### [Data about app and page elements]
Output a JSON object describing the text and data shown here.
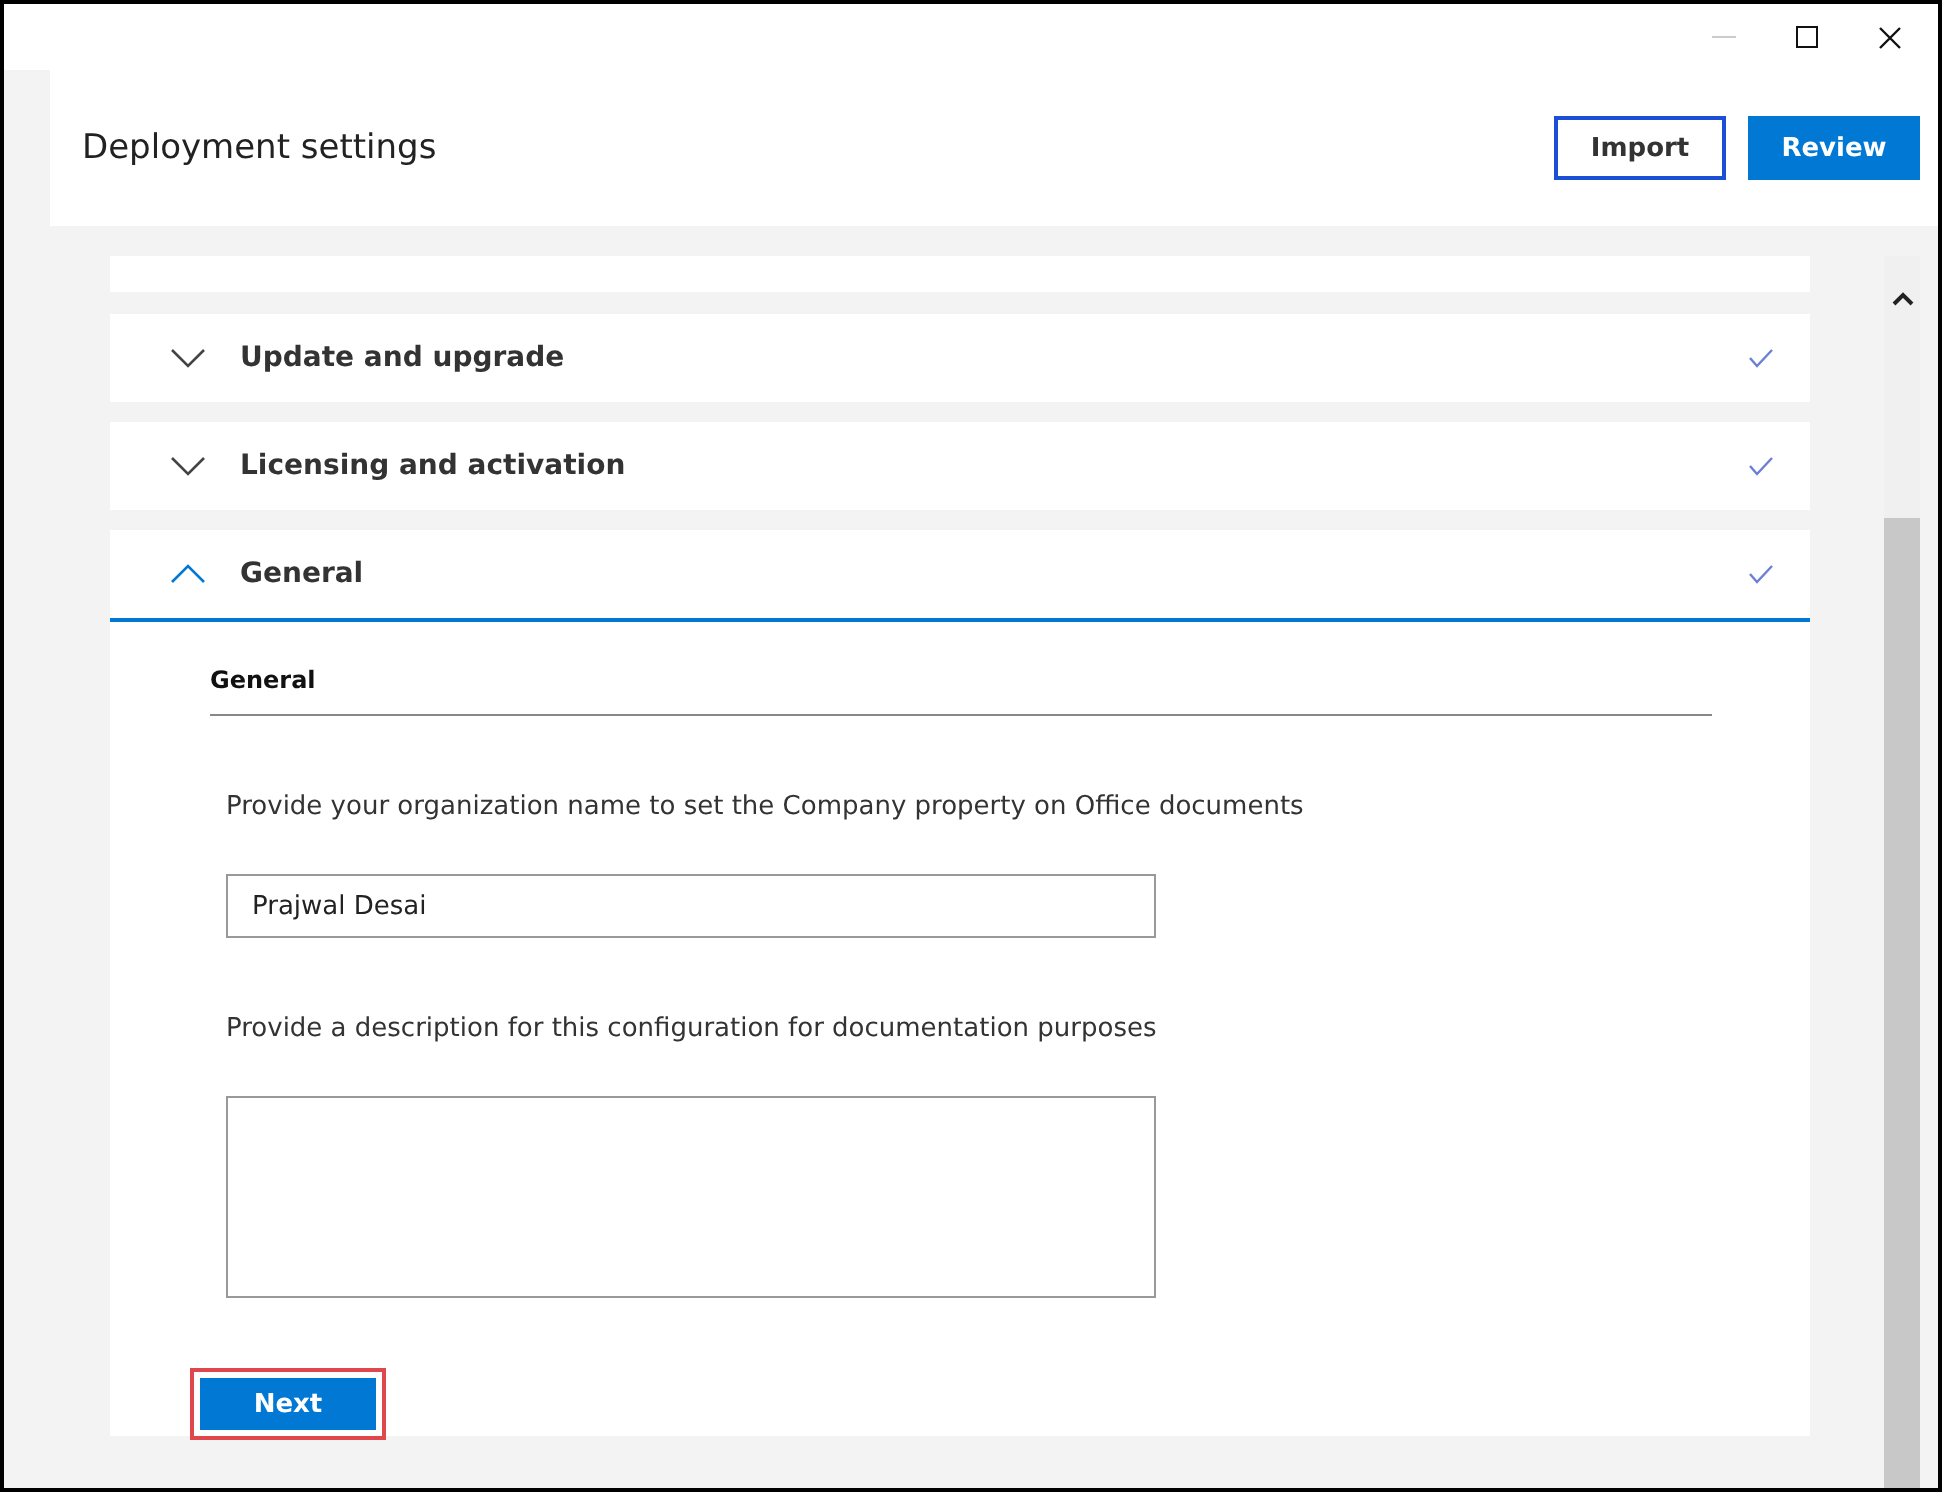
{
  "header": {
    "title": "Deployment settings",
    "buttons": [
      {
        "label": "Import",
        "kind": "secondary"
      },
      {
        "label": "Review",
        "kind": "primary"
      }
    ]
  },
  "sections": [
    {
      "title": "Update and upgrade",
      "expanded": false,
      "complete": true
    },
    {
      "title": "Licensing and activation",
      "expanded": false,
      "complete": true
    },
    {
      "title": "General",
      "expanded": true,
      "complete": true
    }
  ],
  "general": {
    "heading": "General",
    "fields": [
      {
        "kind": "text",
        "label": "Provide your organization name to set the Company property on Office documents",
        "value": "Prajwal Desai"
      },
      {
        "kind": "textarea",
        "label": "Provide a description for this configuration for documentation purposes"
      }
    ],
    "next_button": {
      "label": "Next",
      "highlighted": true
    }
  }
}
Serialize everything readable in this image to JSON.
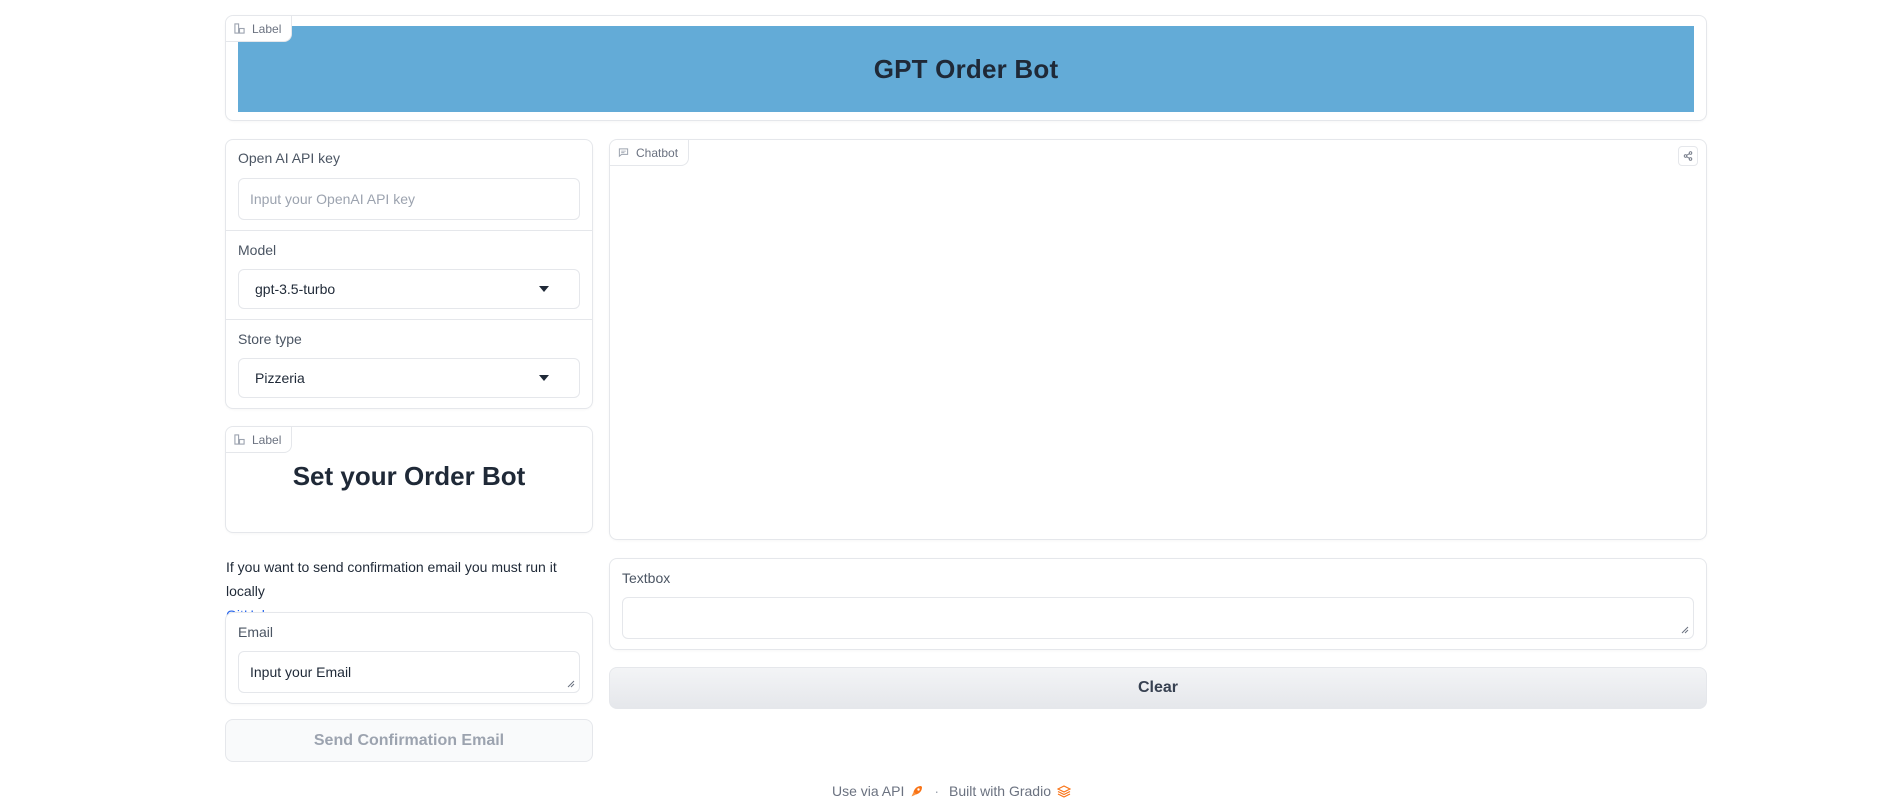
{
  "header": {
    "tag_label": "Label",
    "title": "GPT Order Bot",
    "banner_color": "#63abd7"
  },
  "settings": {
    "api_key": {
      "label": "Open AI API key",
      "placeholder": "Input your OpenAI API key",
      "value": ""
    },
    "model": {
      "label": "Model",
      "selected": "gpt-3.5-turbo"
    },
    "store_type": {
      "label": "Store type",
      "selected": "Pizzeria"
    }
  },
  "order_label": {
    "tag_label": "Label",
    "title": "Set your Order Bot"
  },
  "note": {
    "text": "If you want to send confirmation email you must run it locally",
    "link_text": "GitHub repo"
  },
  "email": {
    "label": "Email",
    "value": "Input your Email"
  },
  "send_button": {
    "label": "Send Confirmation Email"
  },
  "chatbot": {
    "tag_label": "Chatbot"
  },
  "textbox": {
    "label": "Textbox",
    "value": ""
  },
  "clear_button": {
    "label": "Clear"
  },
  "footer": {
    "api_text": "Use via API",
    "separator": "·",
    "built_text": "Built with Gradio"
  },
  "icons": {
    "label_tag": "label-icon",
    "chat_tag": "chat-icon",
    "share": "share-icon",
    "rocket": "rocket-icon",
    "gradio": "gradio-logo-icon"
  }
}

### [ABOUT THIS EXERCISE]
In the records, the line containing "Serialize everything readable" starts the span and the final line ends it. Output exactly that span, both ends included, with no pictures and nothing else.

### [SOLVED PROBLEM]
Serialize everything readable in this image to JSON.
{
  "header": {
    "tag_label": "Label",
    "title": "GPT Order Bot",
    "banner_color": "#63abd7"
  },
  "settings": {
    "api_key": {
      "label": "Open AI API key",
      "placeholder": "Input your OpenAI API key",
      "value": ""
    },
    "model": {
      "label": "Model",
      "selected": "gpt-3.5-turbo"
    },
    "store_type": {
      "label": "Store type",
      "selected": "Pizzeria"
    }
  },
  "order_label": {
    "tag_label": "Label",
    "title": "Set your Order Bot"
  },
  "note": {
    "text": "If you want to send confirmation email you must run it locally",
    "link_text": "GitHub repo"
  },
  "email": {
    "label": "Email",
    "value": "Input your Email"
  },
  "send_button": {
    "label": "Send Confirmation Email"
  },
  "chatbot": {
    "tag_label": "Chatbot"
  },
  "textbox": {
    "label": "Textbox",
    "value": ""
  },
  "clear_button": {
    "label": "Clear"
  },
  "footer": {
    "api_text": "Use via API",
    "separator": "·",
    "built_text": "Built with Gradio"
  },
  "icons": {
    "label_tag": "label-icon",
    "chat_tag": "chat-icon",
    "share": "share-icon",
    "rocket": "rocket-icon",
    "gradio": "gradio-logo-icon"
  }
}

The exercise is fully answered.